Waters, J. M. (2008). Marine biogeographical disjunction in temperate Australia: historical landbridge, contemporary currents, or both? Diversity & Distributions 14, 692–700.
Marine biogeographical disjunction in temperate Australia: historical landbridge, contemporary currents, or both?CrossRef | open url image1

Waters, J. M., King, T. M., O'Loughlin, P. M., and Spencer, H. G. (2005). Phylogeographic disjunction in abundant high-dispersal littoral gastropods. Molecular Ecology 14, 2789–2802.
Phylogeographic disjunction in abundant high-dispersal littoral gastropods.CrossRef | 1:CAS:528:DC%2BD2MXpt1Cju7w%3D&md5=edc7d600c4713a9193c704e3720adfd5CAS | 16029478PubMed | open url image1

Wernberg, T., Russell, B. D., Thomsen, M. S., Gurgel, C. F. D., Bradshaw, C. J. A., Poloczanska, E. S., and Connell, S. D. (2011). Seaweed communities in retreat from ocean warming.
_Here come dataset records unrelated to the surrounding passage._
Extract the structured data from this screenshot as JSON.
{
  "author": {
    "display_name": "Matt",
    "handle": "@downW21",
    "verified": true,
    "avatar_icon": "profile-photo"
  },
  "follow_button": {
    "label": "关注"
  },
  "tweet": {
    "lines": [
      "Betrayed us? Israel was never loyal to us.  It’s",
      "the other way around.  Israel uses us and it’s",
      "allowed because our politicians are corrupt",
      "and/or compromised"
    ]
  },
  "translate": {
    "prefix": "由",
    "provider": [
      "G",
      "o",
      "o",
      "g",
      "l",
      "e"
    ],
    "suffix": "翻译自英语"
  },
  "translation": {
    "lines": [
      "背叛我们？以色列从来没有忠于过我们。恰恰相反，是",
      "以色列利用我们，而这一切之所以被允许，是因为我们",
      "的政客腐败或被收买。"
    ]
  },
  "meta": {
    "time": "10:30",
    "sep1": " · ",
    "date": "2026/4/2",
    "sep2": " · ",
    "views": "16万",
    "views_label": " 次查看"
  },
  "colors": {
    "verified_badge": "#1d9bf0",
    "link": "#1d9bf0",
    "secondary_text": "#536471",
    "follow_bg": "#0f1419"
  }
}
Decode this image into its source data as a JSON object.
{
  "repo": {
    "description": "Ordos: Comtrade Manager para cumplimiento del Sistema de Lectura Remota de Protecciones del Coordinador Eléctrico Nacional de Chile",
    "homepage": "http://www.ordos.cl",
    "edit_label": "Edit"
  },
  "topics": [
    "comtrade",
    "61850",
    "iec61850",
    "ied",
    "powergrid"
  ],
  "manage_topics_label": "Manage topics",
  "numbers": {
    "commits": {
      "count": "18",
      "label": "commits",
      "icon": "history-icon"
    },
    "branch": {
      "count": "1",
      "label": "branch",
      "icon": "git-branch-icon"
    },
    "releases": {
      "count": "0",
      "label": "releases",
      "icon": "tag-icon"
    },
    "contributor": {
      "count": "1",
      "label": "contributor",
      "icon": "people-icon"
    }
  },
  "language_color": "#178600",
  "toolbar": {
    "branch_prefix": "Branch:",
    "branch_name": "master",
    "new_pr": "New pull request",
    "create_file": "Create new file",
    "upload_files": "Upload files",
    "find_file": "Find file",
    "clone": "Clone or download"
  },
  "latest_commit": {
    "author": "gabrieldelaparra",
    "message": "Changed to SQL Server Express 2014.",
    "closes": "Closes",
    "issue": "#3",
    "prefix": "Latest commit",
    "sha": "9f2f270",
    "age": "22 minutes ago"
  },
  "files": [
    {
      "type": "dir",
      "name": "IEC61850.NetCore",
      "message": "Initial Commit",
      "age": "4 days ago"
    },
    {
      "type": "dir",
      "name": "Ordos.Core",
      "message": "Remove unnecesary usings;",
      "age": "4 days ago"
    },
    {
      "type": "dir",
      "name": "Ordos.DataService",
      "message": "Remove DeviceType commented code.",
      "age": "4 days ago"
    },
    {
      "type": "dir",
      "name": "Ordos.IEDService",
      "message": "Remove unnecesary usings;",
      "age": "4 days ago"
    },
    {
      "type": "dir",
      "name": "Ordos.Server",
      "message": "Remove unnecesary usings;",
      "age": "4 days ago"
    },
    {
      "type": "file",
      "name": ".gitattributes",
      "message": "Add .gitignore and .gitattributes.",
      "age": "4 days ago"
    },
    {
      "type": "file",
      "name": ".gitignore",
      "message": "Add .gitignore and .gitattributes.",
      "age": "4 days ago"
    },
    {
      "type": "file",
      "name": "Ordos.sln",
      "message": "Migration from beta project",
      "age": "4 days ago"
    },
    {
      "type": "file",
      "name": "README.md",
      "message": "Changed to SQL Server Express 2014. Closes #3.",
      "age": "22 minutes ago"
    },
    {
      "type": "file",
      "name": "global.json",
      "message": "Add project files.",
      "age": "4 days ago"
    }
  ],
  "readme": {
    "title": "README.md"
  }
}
Current Biology 21, 1828–1832.
Seaweed communities in retreat from ocean warming.CrossRef | 1:CAS:528:DC%2BC3MXhsVKmurjF&md5=755955a25e4d970cc18754e54500e0f5CAS | 22036178PubMed | open url image1

Wolanski, E., and Hamner, W. (1988). Topographically controlled fronts in the ocean and their biological influence. Science 241, 177–181.
Topographically controlled fronts in the ocean and their biological influence.CrossRef | 1:STN:280:DC%2BC3cvmtVKktw%3D%3D&md5=bfaa4994f5b91cb1cc01619d42f5abd0CAS | 17841048PubMed | open url image1



Export Citation